● **TASK INPUT**:
::::
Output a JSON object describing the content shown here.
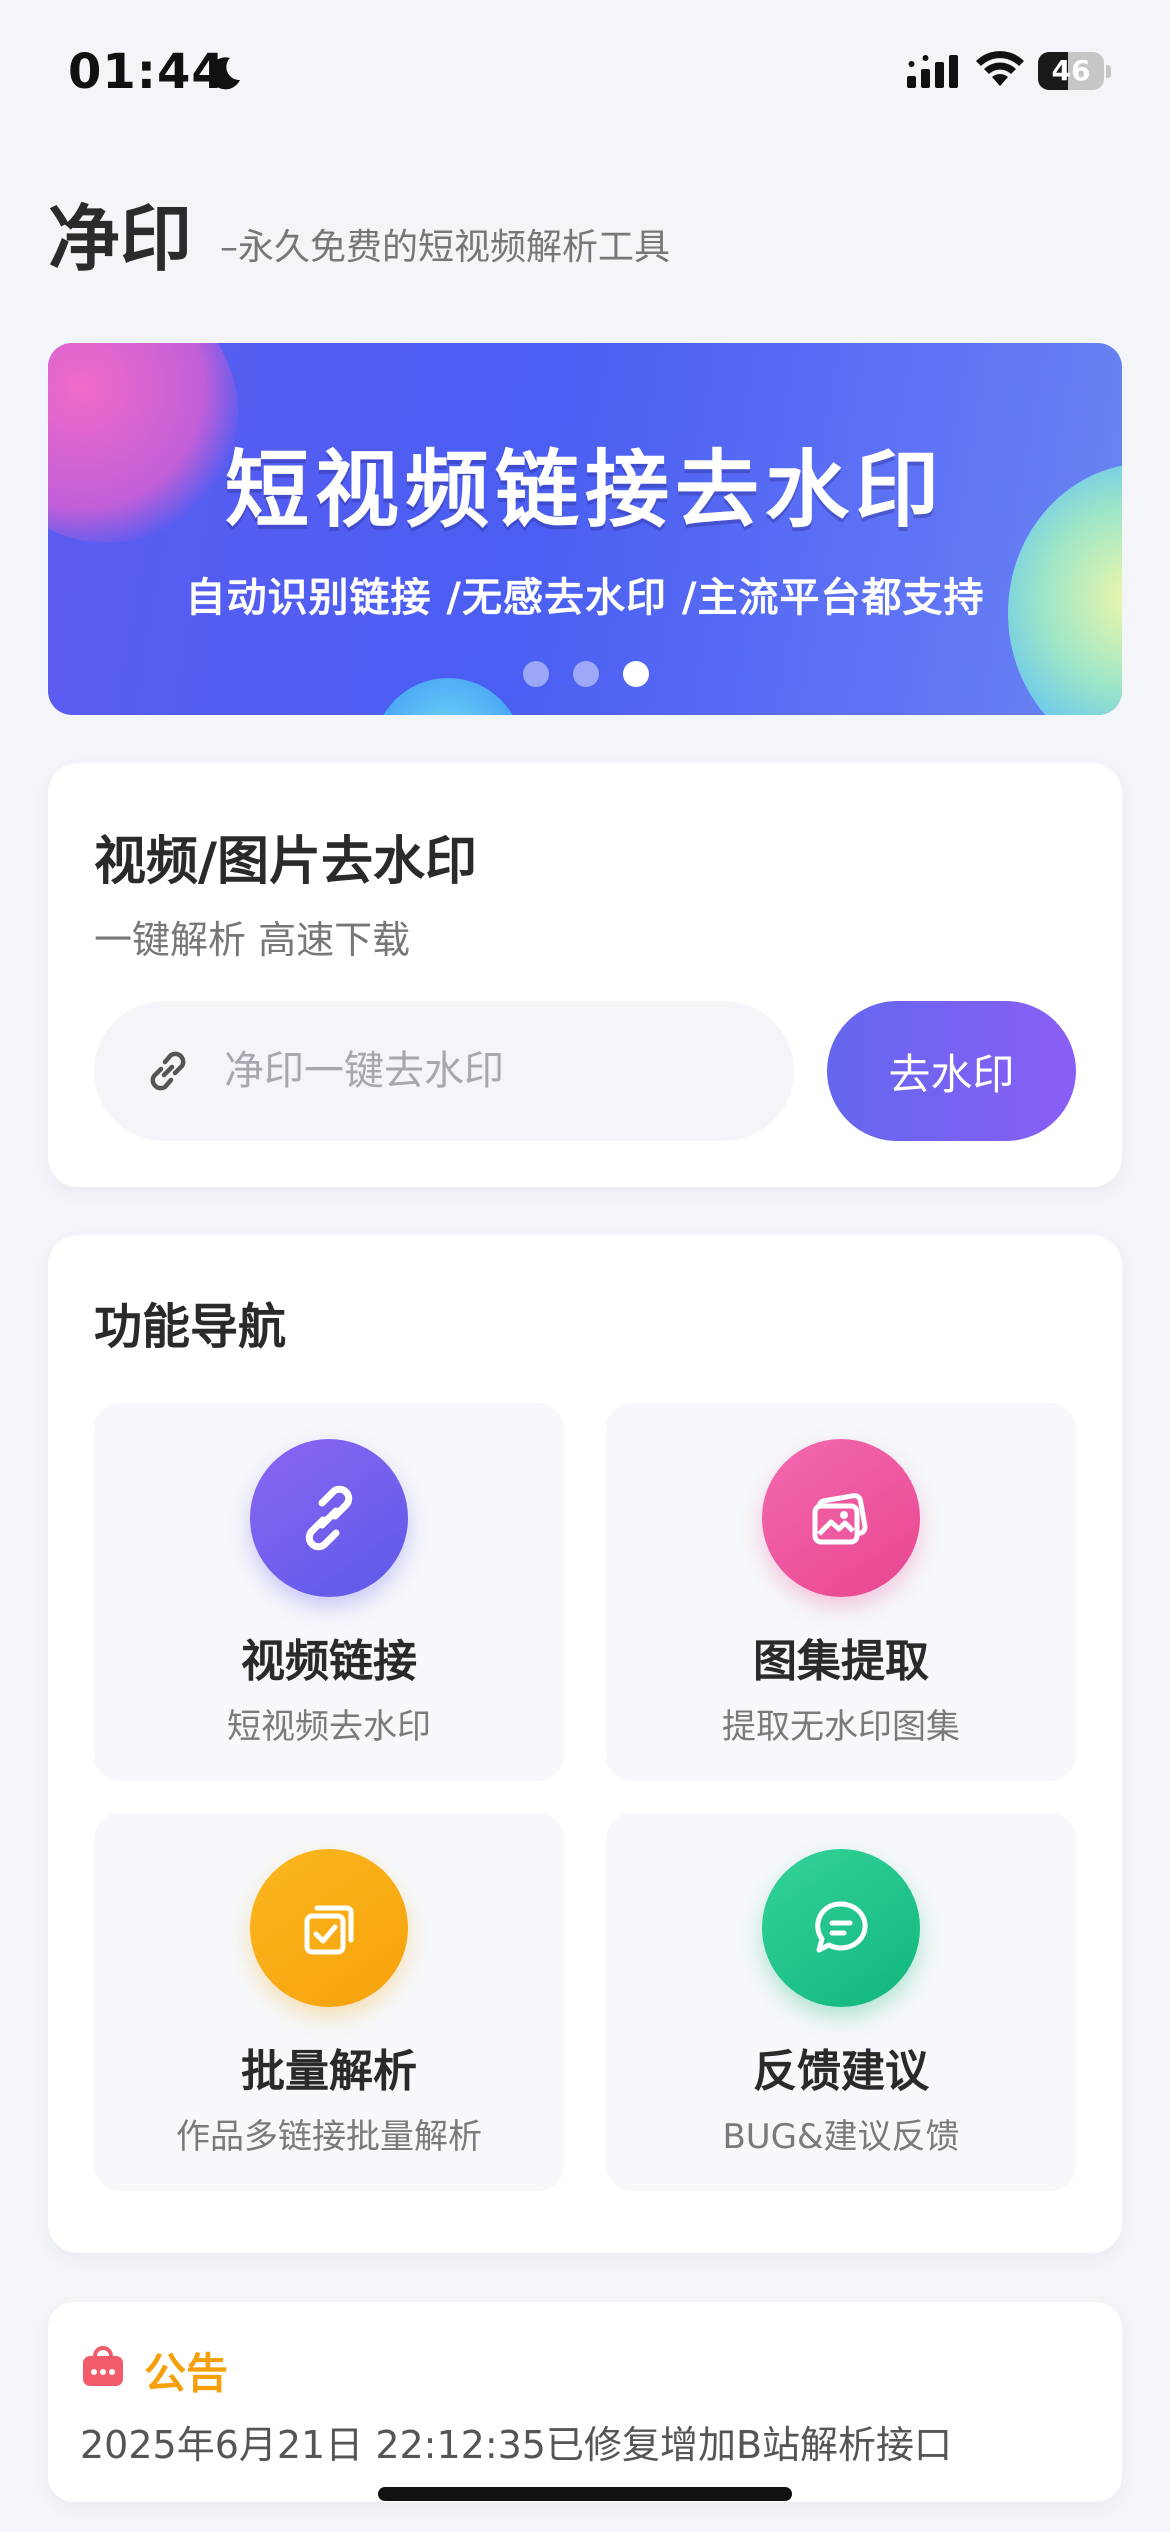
{
  "status_bar": {
    "time": "01:44",
    "battery": "46",
    "battery_level": 0.46,
    "icons": [
      "moon-icon",
      "signal-icon",
      "wifi-icon",
      "battery-icon"
    ]
  },
  "header": {
    "title": "净印",
    "subtitle": "–永久免费的短视频解析工具"
  },
  "banner": {
    "headline": "短视频链接去水印",
    "subline": "自动识别链接 /无感去水印 /主流平台都支持",
    "slide_count": 3,
    "active_slide": 3
  },
  "parse_card": {
    "title": "视频/图片去水印",
    "subtitle": "一键解析 高速下载",
    "input_placeholder": "净印一键去水印",
    "input_value": "",
    "button_label": "去水印",
    "icon": "link-icon"
  },
  "nav": {
    "title": "功能导航",
    "items": [
      {
        "label": "视频链接",
        "desc": "短视频去水印",
        "icon": "chain-link-icon",
        "color": "#6d5ef0"
      },
      {
        "label": "图集提取",
        "desc": "提取无水印图集",
        "icon": "image-gallery-icon",
        "color": "#ee5aa0"
      },
      {
        "label": "批量解析",
        "desc": "作品多链接批量解析",
        "icon": "batch-check-icon",
        "color": "#f8ab14"
      },
      {
        "label": "反馈建议",
        "desc": "BUG&建议反馈",
        "icon": "chat-bubble-icon",
        "color": "#1cc488"
      }
    ]
  },
  "notice": {
    "title": "公告",
    "text": "2025年6月21日 22:12:35已修复增加B站解析接口",
    "icon": "announcement-icon",
    "accent": "#f5a00a"
  },
  "colors": {
    "brand_gradient_start": "#6367ee",
    "brand_gradient_end": "#8a5ef5",
    "background": "#f3f5f9"
  }
}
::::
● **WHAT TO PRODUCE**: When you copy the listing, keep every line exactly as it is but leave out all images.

● **ANSWER SECTION**:
Output a JSON object describing the content shown here.
{
  "status_bar": {
    "time": "01:44",
    "battery": "46",
    "battery_level": 0.46,
    "icons": [
      "moon-icon",
      "signal-icon",
      "wifi-icon",
      "battery-icon"
    ]
  },
  "header": {
    "title": "净印",
    "subtitle": "–永久免费的短视频解析工具"
  },
  "banner": {
    "headline": "短视频链接去水印",
    "subline": "自动识别链接 /无感去水印 /主流平台都支持",
    "slide_count": 3,
    "active_slide": 3
  },
  "parse_card": {
    "title": "视频/图片去水印",
    "subtitle": "一键解析 高速下载",
    "input_placeholder": "净印一键去水印",
    "input_value": "",
    "button_label": "去水印",
    "icon": "link-icon"
  },
  "nav": {
    "title": "功能导航",
    "items": [
      {
        "label": "视频链接",
        "desc": "短视频去水印",
        "icon": "chain-link-icon",
        "color": "#6d5ef0"
      },
      {
        "label": "图集提取",
        "desc": "提取无水印图集",
        "icon": "image-gallery-icon",
        "color": "#ee5aa0"
      },
      {
        "label": "批量解析",
        "desc": "作品多链接批量解析",
        "icon": "batch-check-icon",
        "color": "#f8ab14"
      },
      {
        "label": "反馈建议",
        "desc": "BUG&建议反馈",
        "icon": "chat-bubble-icon",
        "color": "#1cc488"
      }
    ]
  },
  "notice": {
    "title": "公告",
    "text": "2025年6月21日 22:12:35已修复增加B站解析接口",
    "icon": "announcement-icon",
    "accent": "#f5a00a"
  },
  "colors": {
    "brand_gradient_start": "#6367ee",
    "brand_gradient_end": "#8a5ef5",
    "background": "#f3f5f9"
  }
}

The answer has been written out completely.